Lawyers, AGF

Lawyers and judiciary workers in Imo suspended court sitting yesterday to protest against the kidnap of a lawyer Barr. Chima Awurum.

Awurum was kidnapped by gunmen last Friday in Mbano/Etiti, Imo.

Secretary of the Imo branch of the Nigerian Bar Association, NBA, Chinedu Agu, said in a memorandum yesterday that there must be strict compliance with the directive to down tools.

Agu said that the request to suspend court sitting was approved by the Acting Chief Judge on the state, Ijeoma Oguguo and signed by the Chief Registrar, C.N Okereke.

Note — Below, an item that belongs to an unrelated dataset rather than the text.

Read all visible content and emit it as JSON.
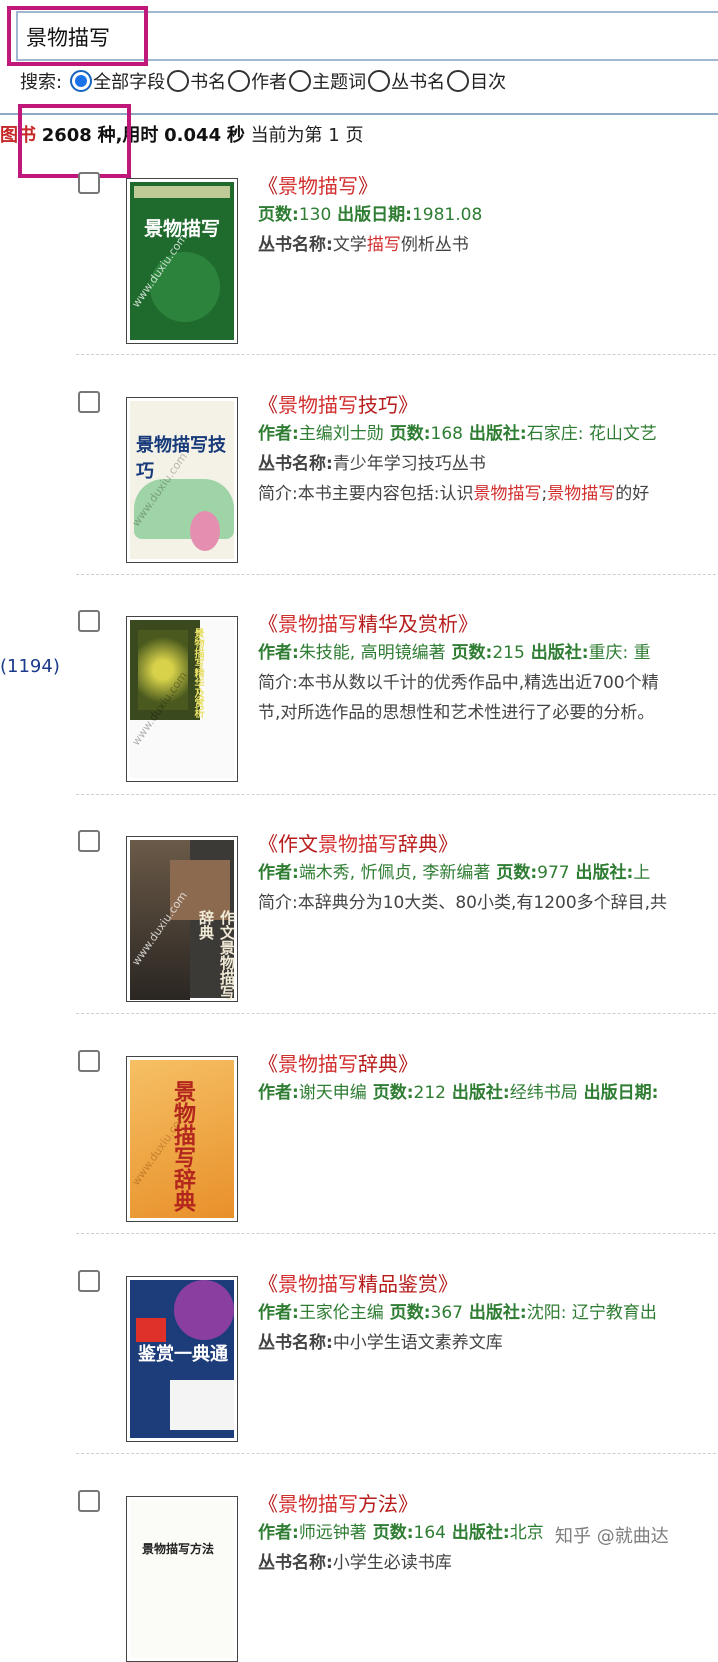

The memorandum read: “The Office of the Chief Registrar, High Court of Imo State, has declared that in  solidarity with the Mbano/Etiti Branch of the NBA, the High Courts and Magistrates Courts will not sit on Tuesday.’’


Belarus: Lawyer Siarhej Zikratski, who defended activists & journalists, disbarred



Authorities intensified their crackdown on dissent in Belarus ahead of planned protests against the nation’s authoritarian president and detained dozens of people Wednesday, according to human rights activists.

The opposition is planning demonstrations Thursday to mark Freedom Day, the anniversary of the country’s 1918 declaration of independence.

Protests have rattled Belarus since the summer, when official results from an August presidential election gave President Alexander Lukashenko a sixth term in office by a landslide. The opposition and some poll workers have said the election was rigged.

The president’s top challenger, Sviatlana Tsikhanouskaya, urged Belarusians to launch a new wave of anti-Lukashenko rallies starting Thursday.

Authorities have banned any demonstrations. The chief of Belarus’ security agency, which still goes by the Soviet-era name KGB, warned against “attempts to destabilize the situation in the country.”

Police detained at least 42 people in 10 Belarusian cities on Wednesday, according to the Viasna human rights center.

Earlier this week, police also arrested Mikalay Kazlou, the leader of the opposition United Civic Party, and Andżelika Borys, head of the Union of Poles of Belarus.

Borys was sentenced to 15 days in jail on charges of organizing an unsanctioned meeting, which her group dismissed as “an act of intimidation of the Polish minority.”

In another move to stifle dissent, Belarus’ Justice Ministry announced Wednesday that it had stripped a lawyer who has defended opposition activists and independent journalists, Siarhej Zikratski, of his license to practice.